### WORK ORDER
The expected output is every line of the data exactly as shown, minus the images.

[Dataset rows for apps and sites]

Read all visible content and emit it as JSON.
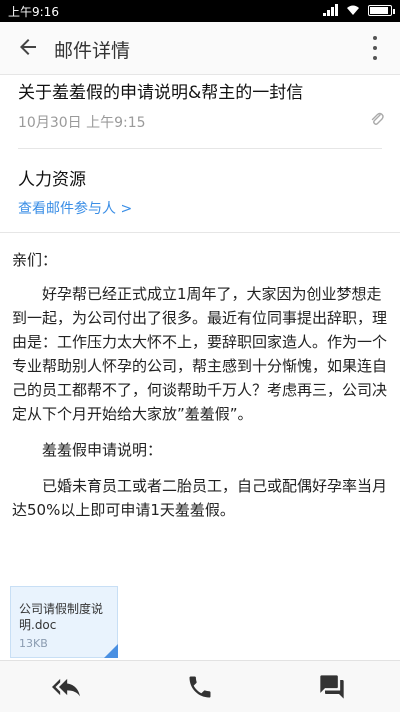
{
  "statusbar": {
    "time": "上午9:16"
  },
  "appbar": {
    "title": "邮件详情"
  },
  "email": {
    "subject": "关于羞羞假的申请说明&帮主的一封信",
    "date": "10月30日 上午9:15",
    "sender": "人力资源",
    "participants_link": "查看邮件参与人 >",
    "greeting": "亲们：",
    "paragraphs": [
      "好孕帮已经正式成立1周年了，大家因为创业梦想走到一起，为公司付出了很多。最近有位同事提出辞职，理由是：工作压力太大怀不上，要辞职回家造人。作为一个专业帮助别人怀孕的公司，帮主感到十分惭愧，如果连自己的员工都帮不了，何谈帮助千万人？考虑再三，公司决定从下个月开始给大家放”羞羞假”。",
      "羞羞假申请说明：",
      "已婚未育员工或者二胎员工，自己或配偶好孕率当月达50%以上即可申请1天羞羞假。"
    ]
  },
  "attachment": {
    "name": "公司请假制度说明.doc",
    "size": "13KB"
  },
  "icons": {
    "back": "arrow-left",
    "more": "vertical-dots",
    "attachment": "paperclip",
    "reply_all": "reply-all",
    "call": "phone",
    "chat": "chat-bubbles"
  },
  "colors": {
    "link": "#3a8ee6",
    "attachment_bg": "#e9f3fd",
    "attachment_accent": "#4a90e2"
  }
}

### TASK SOLUTION
Read all visible content and emit it as JSON.
{
  "statusbar": {
    "time": "上午9:16"
  },
  "appbar": {
    "title": "邮件详情"
  },
  "email": {
    "subject": "关于羞羞假的申请说明&帮主的一封信",
    "date": "10月30日 上午9:15",
    "sender": "人力资源",
    "participants_link": "查看邮件参与人 >",
    "greeting": "亲们：",
    "paragraphs": [
      "好孕帮已经正式成立1周年了，大家因为创业梦想走到一起，为公司付出了很多。最近有位同事提出辞职，理由是：工作压力太大怀不上，要辞职回家造人。作为一个专业帮助别人怀孕的公司，帮主感到十分惭愧，如果连自己的员工都帮不了，何谈帮助千万人？考虑再三，公司决定从下个月开始给大家放”羞羞假”。",
      "羞羞假申请说明：",
      "已婚未育员工或者二胎员工，自己或配偶好孕率当月达50%以上即可申请1天羞羞假。"
    ]
  },
  "attachment": {
    "name": "公司请假制度说明.doc",
    "size": "13KB"
  },
  "icons": {
    "back": "arrow-left",
    "more": "vertical-dots",
    "attachment": "paperclip",
    "reply_all": "reply-all",
    "call": "phone",
    "chat": "chat-bubbles"
  },
  "colors": {
    "link": "#3a8ee6",
    "attachment_bg": "#e9f3fd",
    "attachment_accent": "#4a90e2"
  }
}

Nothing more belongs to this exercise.